DATA RECORDS —
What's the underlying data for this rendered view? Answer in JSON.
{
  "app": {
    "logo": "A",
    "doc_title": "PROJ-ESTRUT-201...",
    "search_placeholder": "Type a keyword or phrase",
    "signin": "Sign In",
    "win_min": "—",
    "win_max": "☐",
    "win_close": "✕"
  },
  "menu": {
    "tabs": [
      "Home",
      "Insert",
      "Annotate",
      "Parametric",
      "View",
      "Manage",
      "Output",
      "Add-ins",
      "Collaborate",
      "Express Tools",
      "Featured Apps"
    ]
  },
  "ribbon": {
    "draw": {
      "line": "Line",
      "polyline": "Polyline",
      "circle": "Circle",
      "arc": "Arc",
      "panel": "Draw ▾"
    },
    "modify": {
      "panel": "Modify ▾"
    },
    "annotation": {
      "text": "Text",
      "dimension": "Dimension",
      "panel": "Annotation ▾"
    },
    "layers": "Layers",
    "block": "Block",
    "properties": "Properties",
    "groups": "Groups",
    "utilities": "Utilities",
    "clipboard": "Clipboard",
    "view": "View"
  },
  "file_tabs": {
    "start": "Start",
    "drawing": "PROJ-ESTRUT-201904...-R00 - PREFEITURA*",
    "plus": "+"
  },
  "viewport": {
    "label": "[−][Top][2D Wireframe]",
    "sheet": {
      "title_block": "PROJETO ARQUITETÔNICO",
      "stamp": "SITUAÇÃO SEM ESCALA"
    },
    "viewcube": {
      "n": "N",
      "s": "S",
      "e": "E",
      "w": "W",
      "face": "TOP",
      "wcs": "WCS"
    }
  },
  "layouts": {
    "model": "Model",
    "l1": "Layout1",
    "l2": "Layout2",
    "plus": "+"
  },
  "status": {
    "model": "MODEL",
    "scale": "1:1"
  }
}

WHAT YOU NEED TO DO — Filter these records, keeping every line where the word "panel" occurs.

EXPECTED OUTPUT —
      "panel": "Draw ▾"
      "panel": "Modify ▾"
      "panel": "Annotation ▾"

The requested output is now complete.